  8. 4 “IF THERE SHOULD BE A POSTERITY”: HIGH MODERNISM, HOROSCOPES, AND HEROIC SALESMEN (pp. 149-178)

    In the essay “The Absence of the Book,” ¹ Maurice Blanchot writes, “the book (the civilization of the book) declares: there is a memory that transmits things, there is a system that arranges things; time becomes entangled in the book, where the void still belongs to a structure.”¹ Blanchot’s statement is provocative and exciting, for it suggests that through books one can have access to—and more, experience—history. But wait, isn’t what Blanchot says somewhat obvious? Of course one reads history in books. And what he says would indeed be a simple truism were it not for Blanchot’s insistence...

  9. CODA: THEODOR ADORNO, AMERICAN (pp. 179-192)

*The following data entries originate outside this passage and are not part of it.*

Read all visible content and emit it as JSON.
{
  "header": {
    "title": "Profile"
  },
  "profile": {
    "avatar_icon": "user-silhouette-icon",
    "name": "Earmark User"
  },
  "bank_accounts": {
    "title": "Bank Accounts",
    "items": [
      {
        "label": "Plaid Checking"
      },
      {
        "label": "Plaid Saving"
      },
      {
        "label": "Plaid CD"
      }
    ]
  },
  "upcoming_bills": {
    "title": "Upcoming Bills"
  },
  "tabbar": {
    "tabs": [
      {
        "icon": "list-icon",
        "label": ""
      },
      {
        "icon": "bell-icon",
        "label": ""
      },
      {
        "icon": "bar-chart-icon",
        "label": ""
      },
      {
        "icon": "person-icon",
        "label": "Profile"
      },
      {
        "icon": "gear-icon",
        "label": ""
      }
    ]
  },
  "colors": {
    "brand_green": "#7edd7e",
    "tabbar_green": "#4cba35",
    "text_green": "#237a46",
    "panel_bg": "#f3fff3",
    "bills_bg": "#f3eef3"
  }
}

    In 1938, an alien from a Jewish background landed in America. His name having been changed, and with his origins thus somewhat obscured, he nevertheless had talents that set him apart from others and marked him as exceptional, different. Still, as he went about his daily business in thick spectacles, many of his colleagues mistook his physical myopia for a deeper spiritual and intellectual one, and many more dismissed him as uptight and something of a wet blanket. When he did exercise his prodigious gifts, his actions tended to frighten his peers and did little to endear him to the...

  10. NOTES (pp. 193-222)
  11. WORKS CITED (pp. 223-234)
  12. INDEX (pp. 235-243)
  13. Back Matter (pp. 244-244)